News + Notes

'Black Swan': Ruffled Feathers

The film's cast and crew fight back against a ballerina claiming she did most of Natalie Portman's dancing

When Black Swan star Natalie Portman won her Best Actress Oscar in February, she made a point of thanking the ''people on films that no one ever talks about,'' from her dance teachers right down to her hair-and-makeup team. But the actress left out at least one name: Sarah Lane, the professional ballerina whose body was digitally attached to Portman's face for the movie's most intense dance maneuvers.

Did Lane simply slip her mind? Possibly. But the American Ballet Theatre soloist — who is credited on the film only as a stuntwoman and for a walk-on role — says the speech was part of an ongoing ''cover-up'' to convince Academy voters that Portman had become a pro-level dancer for the film. ''They wanted to create this idea in people's minds that Natalie was some kind of prodigy...basically [to win] the Oscar,'' Lane told EW on March 24, claiming that she actually did 95 percent of the full-body dance shots in the film. (Portman declined to comment for this story.)

Black Swan director Darren Aronofsky jetéd to his star's defense. ''Natalie sweated long and hard to deliver a great physical and emotional performance,'' he said in a March 28 statement, crediting Portman with 80 percent of the film's dance shots. (And when the controversy first broke thanks to a Dance Magazine blog post, Swan's choreographer, Benjamin Millepied — who also happens to be Portman's fiancé — told the Los Angeles Times that Lane ''just did the footwork, and the fouettés, and one [scene] in the studio.'') But no one has addressed two potentially damning pieces of this puzzle: Lane's claim that producer Ari Handel ordered her to keep quiet during Oscar season (Handel declined to respond), and the fact that an F/X reel circulated by Fox Searchlight — which had no comment for this story — seems to have intentionally edited out references to digital face replacement. (A longer, unverified version of the reel that showed Portman's visage being grafted onto Lane's body had been circulating on YouTube, until Fox requested that it be pulled.)

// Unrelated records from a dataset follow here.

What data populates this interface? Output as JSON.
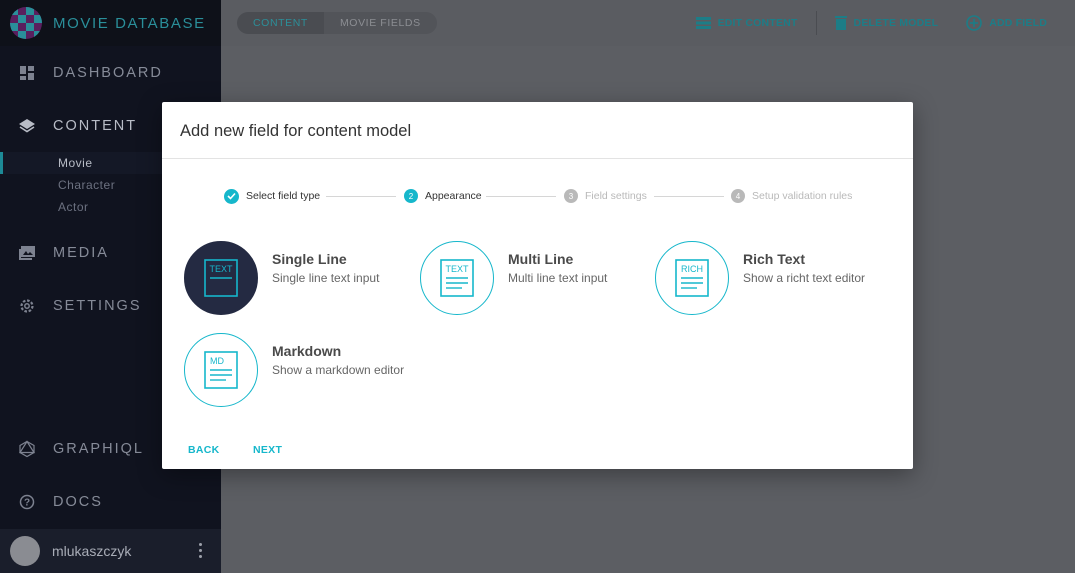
{
  "app": {
    "title": "MOVIE DATABASE"
  },
  "sidebar": {
    "items": [
      {
        "label": "DASHBOARD",
        "icon": "dashboard-icon"
      },
      {
        "label": "CONTENT",
        "icon": "layers-icon"
      },
      {
        "label": "MEDIA",
        "icon": "image-icon"
      },
      {
        "label": "SETTINGS",
        "icon": "gear-icon"
      },
      {
        "label": "GRAPHIQL",
        "icon": "graphql-icon"
      },
      {
        "label": "DOCS",
        "icon": "help-icon"
      }
    ],
    "sub_items": [
      "Movie",
      "Character",
      "Actor"
    ],
    "user": {
      "name": "mlukaszczyk"
    }
  },
  "topbar": {
    "breadcrumbs": [
      "CONTENT",
      "MOVIE FIELDS"
    ],
    "actions": [
      {
        "label": "EDIT CONTENT",
        "icon": "list-icon"
      },
      {
        "label": "DELETE MODEL",
        "icon": "trash-icon"
      },
      {
        "label": "ADD FIELD",
        "icon": "add-circle-icon"
      }
    ]
  },
  "modal": {
    "title": "Add new field for content model",
    "steps": [
      {
        "number": "1",
        "label": "Select field type",
        "state": "done"
      },
      {
        "number": "2",
        "label": "Appearance",
        "state": "current"
      },
      {
        "number": "3",
        "label": "Field settings",
        "state": "todo"
      },
      {
        "number": "4",
        "label": "Setup validation rules",
        "state": "todo"
      }
    ],
    "options": [
      {
        "badge": "TEXT",
        "title": "Single Line",
        "description": "Single line text input",
        "selected": true
      },
      {
        "badge": "TEXT",
        "title": "Multi Line",
        "description": "Multi line text input",
        "selected": false
      },
      {
        "badge": "RICH",
        "title": "Rich Text",
        "description": "Show a richt text editor",
        "selected": false
      },
      {
        "badge": "MD",
        "title": "Markdown",
        "description": "Show a markdown editor",
        "selected": false
      }
    ],
    "back_label": "BACK",
    "next_label": "NEXT"
  },
  "colors": {
    "accent": "#16b7cb",
    "sidebar_bg": "#10131f",
    "selected_option": "#242a42"
  }
}
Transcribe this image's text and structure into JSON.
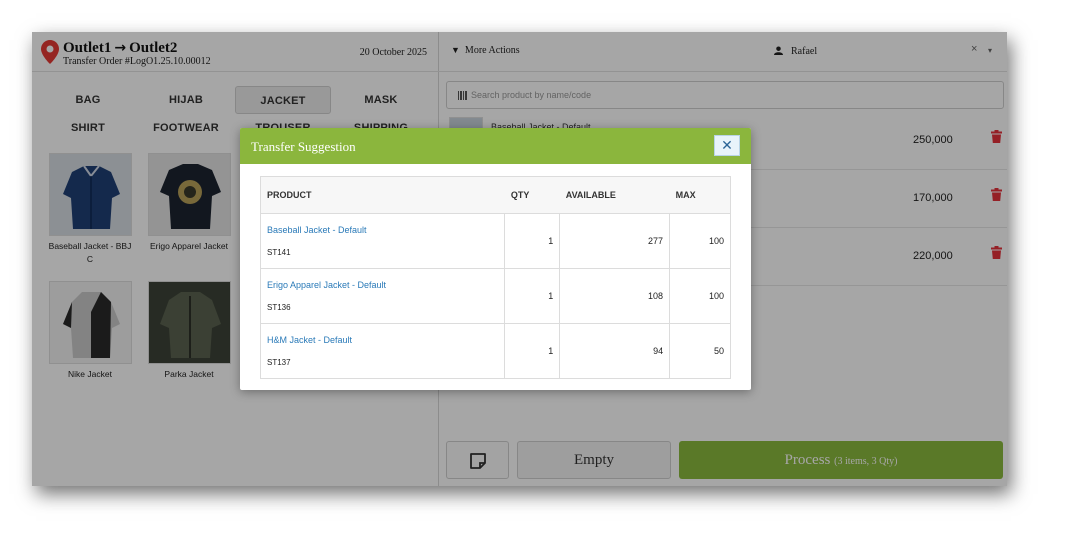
{
  "header": {
    "from": "Outlet1",
    "arrow": "→",
    "to": "Outlet2",
    "order": "Transfer Order #LogO1.25.10.00012",
    "date": "20 October 2025"
  },
  "categories": [
    "BAG",
    "HIJAB",
    "JACKET",
    "MASK",
    "SHIRT",
    "FOOTWEAR",
    "TROUSER",
    "SHIPPING"
  ],
  "active_category": "JACKET",
  "products": [
    {
      "name": "Baseball Jacket - BBJ C"
    },
    {
      "name": "Erigo Apparel Jacket"
    },
    {
      "name": "Nike Jacket"
    },
    {
      "name": "Parka Jacket"
    }
  ],
  "topbar": {
    "more_actions": "More Actions",
    "user": "Rafael",
    "clear": "×",
    "dropdown": "▾"
  },
  "search": {
    "placeholder": "Search product by name/code"
  },
  "cart": [
    {
      "name": "Baseball Jacket - Default",
      "price": "250,000"
    },
    {
      "name": "",
      "price": "170,000"
    },
    {
      "name": "",
      "price": "220,000"
    }
  ],
  "buttons": {
    "empty": "Empty",
    "process": "Process",
    "process_sub": "(3 items, 3 Qty)"
  },
  "modal": {
    "title": "Transfer Suggestion",
    "close": "✕",
    "columns": [
      "PRODUCT",
      "QTY",
      "AVAILABLE",
      "MAX"
    ],
    "rows": [
      {
        "product": "Baseball Jacket - Default",
        "sku": "ST141",
        "qty": "1",
        "available": "277",
        "max": "100"
      },
      {
        "product": "Erigo Apparel Jacket - Default",
        "sku": "ST136",
        "qty": "1",
        "available": "108",
        "max": "100"
      },
      {
        "product": "H&M Jacket - Default",
        "sku": "ST137",
        "qty": "1",
        "available": "94",
        "max": "50"
      }
    ]
  },
  "colors": {
    "accent_green": "#8bb63d",
    "link_blue": "#2a7ab8",
    "trash_red": "#e5323b",
    "pin_red": "#e53935"
  }
}
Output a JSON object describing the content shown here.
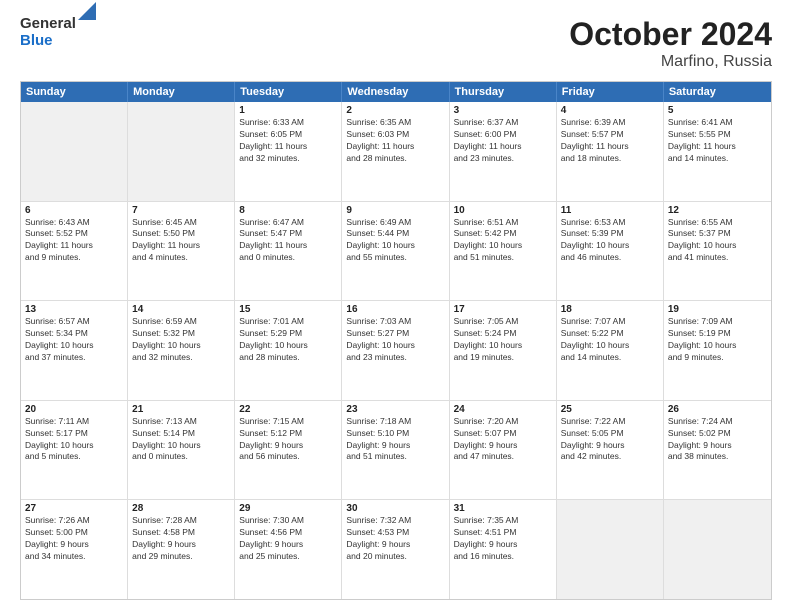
{
  "logo": {
    "general": "General",
    "blue": "Blue"
  },
  "title": "October 2024",
  "subtitle": "Marfino, Russia",
  "header_days": [
    "Sunday",
    "Monday",
    "Tuesday",
    "Wednesday",
    "Thursday",
    "Friday",
    "Saturday"
  ],
  "weeks": [
    [
      {
        "day": "",
        "info": ""
      },
      {
        "day": "",
        "info": ""
      },
      {
        "day": "1",
        "info": "Sunrise: 6:33 AM\nSunset: 6:05 PM\nDaylight: 11 hours\nand 32 minutes."
      },
      {
        "day": "2",
        "info": "Sunrise: 6:35 AM\nSunset: 6:03 PM\nDaylight: 11 hours\nand 28 minutes."
      },
      {
        "day": "3",
        "info": "Sunrise: 6:37 AM\nSunset: 6:00 PM\nDaylight: 11 hours\nand 23 minutes."
      },
      {
        "day": "4",
        "info": "Sunrise: 6:39 AM\nSunset: 5:57 PM\nDaylight: 11 hours\nand 18 minutes."
      },
      {
        "day": "5",
        "info": "Sunrise: 6:41 AM\nSunset: 5:55 PM\nDaylight: 11 hours\nand 14 minutes."
      }
    ],
    [
      {
        "day": "6",
        "info": "Sunrise: 6:43 AM\nSunset: 5:52 PM\nDaylight: 11 hours\nand 9 minutes."
      },
      {
        "day": "7",
        "info": "Sunrise: 6:45 AM\nSunset: 5:50 PM\nDaylight: 11 hours\nand 4 minutes."
      },
      {
        "day": "8",
        "info": "Sunrise: 6:47 AM\nSunset: 5:47 PM\nDaylight: 11 hours\nand 0 minutes."
      },
      {
        "day": "9",
        "info": "Sunrise: 6:49 AM\nSunset: 5:44 PM\nDaylight: 10 hours\nand 55 minutes."
      },
      {
        "day": "10",
        "info": "Sunrise: 6:51 AM\nSunset: 5:42 PM\nDaylight: 10 hours\nand 51 minutes."
      },
      {
        "day": "11",
        "info": "Sunrise: 6:53 AM\nSunset: 5:39 PM\nDaylight: 10 hours\nand 46 minutes."
      },
      {
        "day": "12",
        "info": "Sunrise: 6:55 AM\nSunset: 5:37 PM\nDaylight: 10 hours\nand 41 minutes."
      }
    ],
    [
      {
        "day": "13",
        "info": "Sunrise: 6:57 AM\nSunset: 5:34 PM\nDaylight: 10 hours\nand 37 minutes."
      },
      {
        "day": "14",
        "info": "Sunrise: 6:59 AM\nSunset: 5:32 PM\nDaylight: 10 hours\nand 32 minutes."
      },
      {
        "day": "15",
        "info": "Sunrise: 7:01 AM\nSunset: 5:29 PM\nDaylight: 10 hours\nand 28 minutes."
      },
      {
        "day": "16",
        "info": "Sunrise: 7:03 AM\nSunset: 5:27 PM\nDaylight: 10 hours\nand 23 minutes."
      },
      {
        "day": "17",
        "info": "Sunrise: 7:05 AM\nSunset: 5:24 PM\nDaylight: 10 hours\nand 19 minutes."
      },
      {
        "day": "18",
        "info": "Sunrise: 7:07 AM\nSunset: 5:22 PM\nDaylight: 10 hours\nand 14 minutes."
      },
      {
        "day": "19",
        "info": "Sunrise: 7:09 AM\nSunset: 5:19 PM\nDaylight: 10 hours\nand 9 minutes."
      }
    ],
    [
      {
        "day": "20",
        "info": "Sunrise: 7:11 AM\nSunset: 5:17 PM\nDaylight: 10 hours\nand 5 minutes."
      },
      {
        "day": "21",
        "info": "Sunrise: 7:13 AM\nSunset: 5:14 PM\nDaylight: 10 hours\nand 0 minutes."
      },
      {
        "day": "22",
        "info": "Sunrise: 7:15 AM\nSunset: 5:12 PM\nDaylight: 9 hours\nand 56 minutes."
      },
      {
        "day": "23",
        "info": "Sunrise: 7:18 AM\nSunset: 5:10 PM\nDaylight: 9 hours\nand 51 minutes."
      },
      {
        "day": "24",
        "info": "Sunrise: 7:20 AM\nSunset: 5:07 PM\nDaylight: 9 hours\nand 47 minutes."
      },
      {
        "day": "25",
        "info": "Sunrise: 7:22 AM\nSunset: 5:05 PM\nDaylight: 9 hours\nand 42 minutes."
      },
      {
        "day": "26",
        "info": "Sunrise: 7:24 AM\nSunset: 5:02 PM\nDaylight: 9 hours\nand 38 minutes."
      }
    ],
    [
      {
        "day": "27",
        "info": "Sunrise: 7:26 AM\nSunset: 5:00 PM\nDaylight: 9 hours\nand 34 minutes."
      },
      {
        "day": "28",
        "info": "Sunrise: 7:28 AM\nSunset: 4:58 PM\nDaylight: 9 hours\nand 29 minutes."
      },
      {
        "day": "29",
        "info": "Sunrise: 7:30 AM\nSunset: 4:56 PM\nDaylight: 9 hours\nand 25 minutes."
      },
      {
        "day": "30",
        "info": "Sunrise: 7:32 AM\nSunset: 4:53 PM\nDaylight: 9 hours\nand 20 minutes."
      },
      {
        "day": "31",
        "info": "Sunrise: 7:35 AM\nSunset: 4:51 PM\nDaylight: 9 hours\nand 16 minutes."
      },
      {
        "day": "",
        "info": ""
      },
      {
        "day": "",
        "info": ""
      }
    ]
  ]
}
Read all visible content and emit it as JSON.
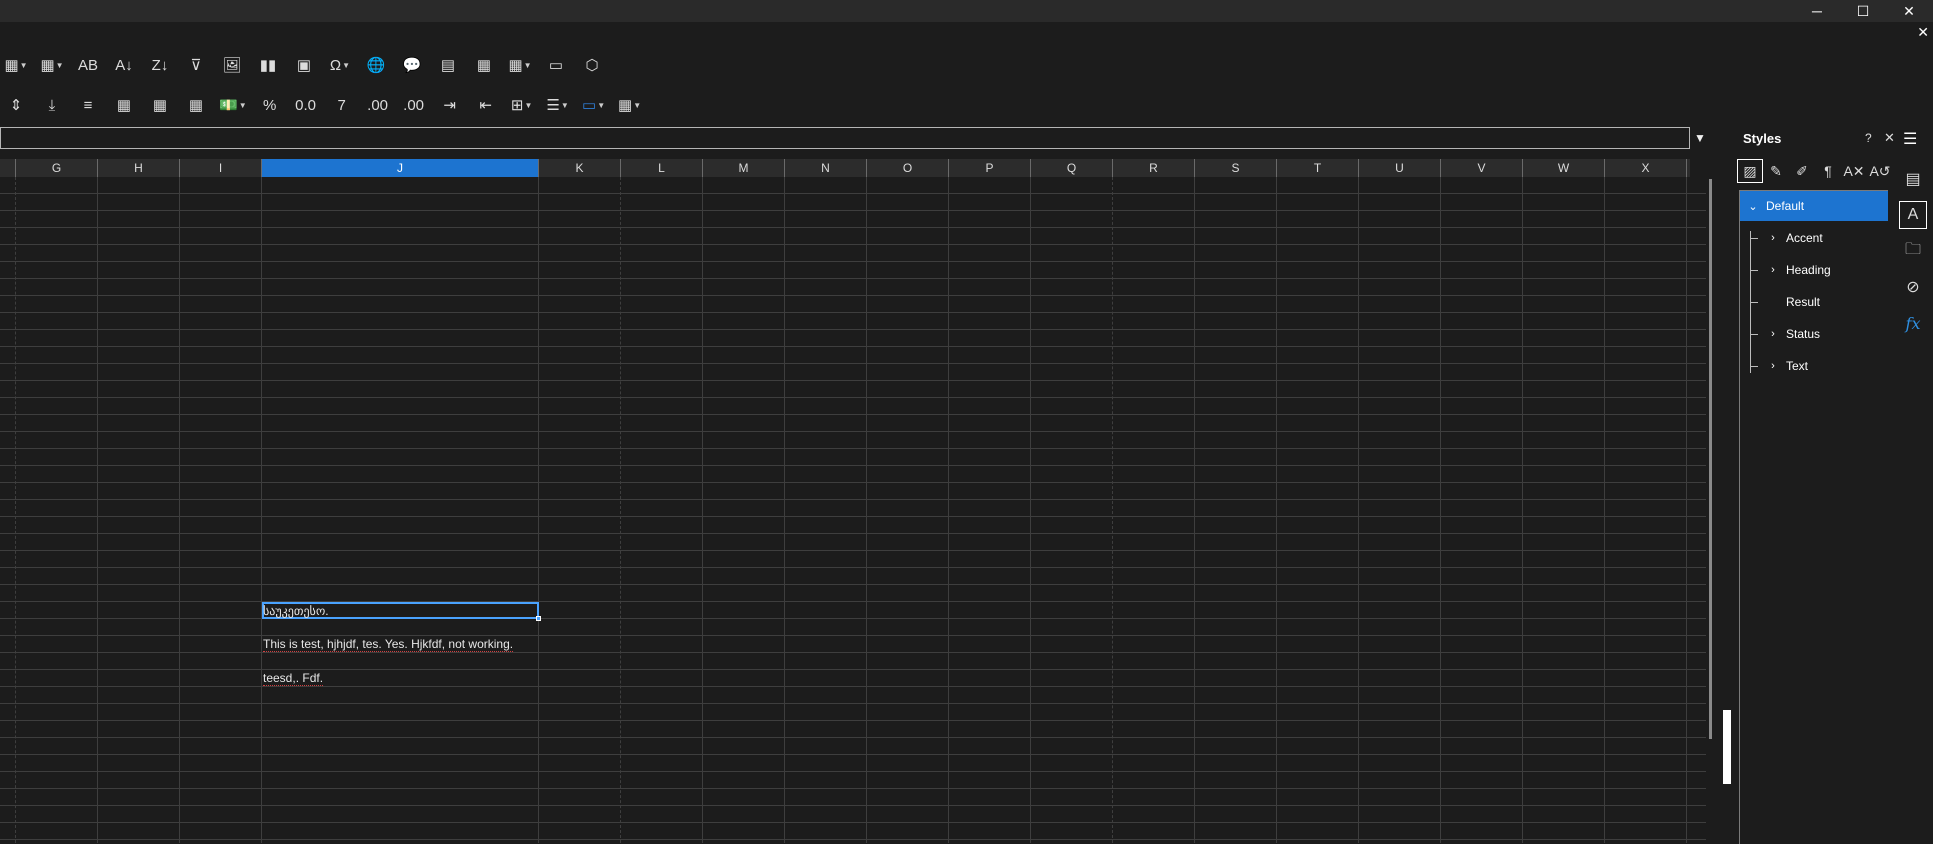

Would knowing the precise extent of Portman's dancing have made a difference to Oscar voters? ''It would have mattered a lot,'' says one Academy member, who feels misled by the campaign. But the actress still has plenty of defenders. ''Natalie worked her a -- off,'' costar Mila Kunis, who also had a double, tells EW. ''I saw her dance. You can't take that away from the girl. You can't.''

Originally posted Apr 01, 2011 Published in issue #1149 Apr 08, 2011 Order article reprints